While her son will always be a blessing, the last seven years have been long and hard.

“I got a job in 2014 while I left him at day-care, but he gets sick a lot. He can be in and out of hospital for even three consecutive months, so I was absent from work a lot. The work also required me to do night shifts, but I had nowhere to leave him at night and my boss did not understand. He told me I could not do day-shifts only. I lost the job after a year.”

She now tries to earn a meagre living doing hair at her shack in Okahandja Park to support her son, her 29-year-old visually impaired relative and another unemployed 21-year-old cousin who helps look after Gabriel.

“I plait [hair] from home mostly, unless someone calls me. But like this I make little money. People come saying ‘I only have this much money.’ I would have one customer per day and some days I don’t have anything. When I make a little money, I must buy his nappies or milk because he doesn’t like other food, they cause his stomach to pain.”

While she receives support from government in the form of the N$250 child disability grant, it is simply not enough to cover her son’s basic needs.

“The hospital gives us 50 nappies but sometimes, like last month, you go there and they tell you the nappies are finished, even then those 50 nappies are not enough to last a month. So, the N$250 is usually spent on extra nappies. It is not that I am not thankful, it is just honestly not enough. I need to buy food, water, and all the other things. We do not get Harambee food. We have not gotten any of the donations. We are always skipped because we apparently get a government grant but that N$250 is spent on his nappies and milk alone.

“Our councillor has only been here once, years ago when I asked him to help me get a wheelchair for my son. He didn’t help me and never came back. I managed to get a wheelchair last year because a person saw me carrying him in the hospital.”

Imene has called on the public to help her with a job to be able to better take care of her family. She is looking for a school that is equipped to help children of his condition.

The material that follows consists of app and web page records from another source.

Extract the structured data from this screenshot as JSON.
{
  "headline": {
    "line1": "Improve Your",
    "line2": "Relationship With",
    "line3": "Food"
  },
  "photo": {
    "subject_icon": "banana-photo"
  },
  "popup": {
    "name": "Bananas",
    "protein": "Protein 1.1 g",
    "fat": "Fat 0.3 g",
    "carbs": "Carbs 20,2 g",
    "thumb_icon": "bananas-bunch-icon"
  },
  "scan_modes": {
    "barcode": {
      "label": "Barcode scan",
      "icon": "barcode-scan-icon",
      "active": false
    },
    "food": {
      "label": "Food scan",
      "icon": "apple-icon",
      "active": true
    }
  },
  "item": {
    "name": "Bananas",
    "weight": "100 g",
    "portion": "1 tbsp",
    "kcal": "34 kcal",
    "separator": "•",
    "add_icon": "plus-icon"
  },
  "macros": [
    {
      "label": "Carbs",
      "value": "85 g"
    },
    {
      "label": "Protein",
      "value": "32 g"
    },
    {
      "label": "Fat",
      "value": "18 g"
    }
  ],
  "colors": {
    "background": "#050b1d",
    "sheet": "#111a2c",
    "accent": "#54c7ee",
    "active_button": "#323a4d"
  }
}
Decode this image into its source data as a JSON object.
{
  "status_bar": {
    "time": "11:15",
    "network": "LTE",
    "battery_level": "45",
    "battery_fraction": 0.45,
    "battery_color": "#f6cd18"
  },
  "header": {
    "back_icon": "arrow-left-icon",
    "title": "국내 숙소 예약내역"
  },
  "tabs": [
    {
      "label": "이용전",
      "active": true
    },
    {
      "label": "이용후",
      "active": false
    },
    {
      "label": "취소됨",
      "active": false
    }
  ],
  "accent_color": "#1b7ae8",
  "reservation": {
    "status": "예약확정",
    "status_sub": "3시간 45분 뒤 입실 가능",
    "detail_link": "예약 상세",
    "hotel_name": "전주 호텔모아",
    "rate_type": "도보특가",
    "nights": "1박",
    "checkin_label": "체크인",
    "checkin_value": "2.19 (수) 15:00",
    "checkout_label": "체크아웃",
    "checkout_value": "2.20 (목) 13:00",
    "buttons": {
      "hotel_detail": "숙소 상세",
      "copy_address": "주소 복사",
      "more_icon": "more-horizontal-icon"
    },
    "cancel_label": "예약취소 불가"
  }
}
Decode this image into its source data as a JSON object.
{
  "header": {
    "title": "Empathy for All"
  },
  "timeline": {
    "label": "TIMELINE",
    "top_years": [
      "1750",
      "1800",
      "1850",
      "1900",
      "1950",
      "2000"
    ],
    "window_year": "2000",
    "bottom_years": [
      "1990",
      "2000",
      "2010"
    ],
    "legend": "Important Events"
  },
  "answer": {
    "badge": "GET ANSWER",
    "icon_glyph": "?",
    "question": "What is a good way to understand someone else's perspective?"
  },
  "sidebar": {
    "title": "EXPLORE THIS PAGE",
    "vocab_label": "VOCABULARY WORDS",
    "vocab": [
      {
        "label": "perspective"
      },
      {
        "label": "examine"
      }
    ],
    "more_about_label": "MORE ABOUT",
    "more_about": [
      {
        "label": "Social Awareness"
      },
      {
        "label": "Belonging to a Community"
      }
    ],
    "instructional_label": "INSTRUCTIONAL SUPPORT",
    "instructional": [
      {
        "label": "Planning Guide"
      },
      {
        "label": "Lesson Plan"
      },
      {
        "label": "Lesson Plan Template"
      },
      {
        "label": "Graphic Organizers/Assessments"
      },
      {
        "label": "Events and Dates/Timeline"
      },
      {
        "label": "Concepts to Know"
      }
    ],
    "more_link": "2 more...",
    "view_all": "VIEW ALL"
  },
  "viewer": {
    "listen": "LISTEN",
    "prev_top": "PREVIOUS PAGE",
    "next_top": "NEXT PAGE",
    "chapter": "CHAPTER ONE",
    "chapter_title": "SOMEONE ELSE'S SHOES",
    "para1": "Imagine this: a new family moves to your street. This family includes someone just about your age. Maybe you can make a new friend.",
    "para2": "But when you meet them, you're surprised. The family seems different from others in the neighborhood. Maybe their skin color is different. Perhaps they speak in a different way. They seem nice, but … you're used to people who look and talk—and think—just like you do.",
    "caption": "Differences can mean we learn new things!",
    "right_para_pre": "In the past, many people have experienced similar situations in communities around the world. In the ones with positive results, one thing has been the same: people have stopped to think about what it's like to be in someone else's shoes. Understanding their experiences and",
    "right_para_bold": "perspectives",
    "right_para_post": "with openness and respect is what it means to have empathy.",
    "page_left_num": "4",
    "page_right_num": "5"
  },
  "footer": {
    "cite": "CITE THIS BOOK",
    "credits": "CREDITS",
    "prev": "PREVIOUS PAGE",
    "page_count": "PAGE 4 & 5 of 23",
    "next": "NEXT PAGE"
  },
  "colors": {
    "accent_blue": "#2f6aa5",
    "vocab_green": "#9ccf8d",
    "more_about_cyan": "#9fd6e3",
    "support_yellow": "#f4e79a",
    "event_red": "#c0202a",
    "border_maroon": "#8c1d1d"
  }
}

“I have 19 points in Grade 12. I want to do Namcol but I can’t afford it. I need a job, but I can’t just leave him with anyone and I can’t leave him with my cousin all the time because she is also looking for a job. If there is a school out there that assists children with his sort of condition I would love to send him, then maybe I can get a job to improve our lives.”